▶ _Aim of the task_: Retype the records below exactly as they stand, but with no images.

..............................

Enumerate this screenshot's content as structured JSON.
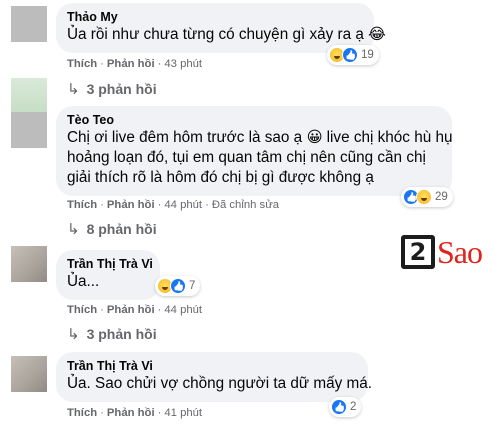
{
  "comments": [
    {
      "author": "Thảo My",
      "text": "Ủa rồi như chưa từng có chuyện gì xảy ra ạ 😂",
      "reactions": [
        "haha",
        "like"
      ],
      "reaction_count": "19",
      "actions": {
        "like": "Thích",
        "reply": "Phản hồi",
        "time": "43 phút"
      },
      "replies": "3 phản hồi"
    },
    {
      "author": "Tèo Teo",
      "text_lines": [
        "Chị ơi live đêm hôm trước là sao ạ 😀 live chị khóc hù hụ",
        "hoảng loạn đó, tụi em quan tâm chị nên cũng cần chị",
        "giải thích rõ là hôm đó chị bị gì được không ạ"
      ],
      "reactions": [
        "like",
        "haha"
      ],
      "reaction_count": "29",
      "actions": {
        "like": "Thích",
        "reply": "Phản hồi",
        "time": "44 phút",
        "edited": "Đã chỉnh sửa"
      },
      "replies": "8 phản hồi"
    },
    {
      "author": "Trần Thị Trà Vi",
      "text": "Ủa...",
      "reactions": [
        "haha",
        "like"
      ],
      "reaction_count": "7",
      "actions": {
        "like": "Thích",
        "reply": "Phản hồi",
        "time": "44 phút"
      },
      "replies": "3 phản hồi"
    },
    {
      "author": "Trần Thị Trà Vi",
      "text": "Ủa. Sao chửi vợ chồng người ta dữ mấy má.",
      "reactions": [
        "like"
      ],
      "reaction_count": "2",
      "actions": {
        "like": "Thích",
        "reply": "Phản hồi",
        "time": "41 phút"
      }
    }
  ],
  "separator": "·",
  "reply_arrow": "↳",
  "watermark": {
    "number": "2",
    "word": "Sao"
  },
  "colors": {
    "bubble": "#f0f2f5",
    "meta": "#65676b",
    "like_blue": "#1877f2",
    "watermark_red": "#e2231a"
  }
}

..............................

▶ _Answer box_:
Enumerate this screenshot's content as structured JSON.
{
  "comments": [
    {
      "author": "Thảo My",
      "text": "Ủa rồi như chưa từng có chuyện gì xảy ra ạ 😂",
      "reactions": [
        "haha",
        "like"
      ],
      "reaction_count": "19",
      "actions": {
        "like": "Thích",
        "reply": "Phản hồi",
        "time": "43 phút"
      },
      "replies": "3 phản hồi"
    },
    {
      "author": "Tèo Teo",
      "text_lines": [
        "Chị ơi live đêm hôm trước là sao ạ 😀 live chị khóc hù hụ",
        "hoảng loạn đó, tụi em quan tâm chị nên cũng cần chị",
        "giải thích rõ là hôm đó chị bị gì được không ạ"
      ],
      "reactions": [
        "like",
        "haha"
      ],
      "reaction_count": "29",
      "actions": {
        "like": "Thích",
        "reply": "Phản hồi",
        "time": "44 phút",
        "edited": "Đã chỉnh sửa"
      },
      "replies": "8 phản hồi"
    },
    {
      "author": "Trần Thị Trà Vi",
      "text": "Ủa...",
      "reactions": [
        "haha",
        "like"
      ],
      "reaction_count": "7",
      "actions": {
        "like": "Thích",
        "reply": "Phản hồi",
        "time": "44 phút"
      },
      "replies": "3 phản hồi"
    },
    {
      "author": "Trần Thị Trà Vi",
      "text": "Ủa. Sao chửi vợ chồng người ta dữ mấy má.",
      "reactions": [
        "like"
      ],
      "reaction_count": "2",
      "actions": {
        "like": "Thích",
        "reply": "Phản hồi",
        "time": "41 phút"
      }
    }
  ],
  "separator": "·",
  "reply_arrow": "↳",
  "watermark": {
    "number": "2",
    "word": "Sao"
  },
  "colors": {
    "bubble": "#f0f2f5",
    "meta": "#65676b",
    "like_blue": "#1877f2",
    "watermark_red": "#e2231a"
  }
}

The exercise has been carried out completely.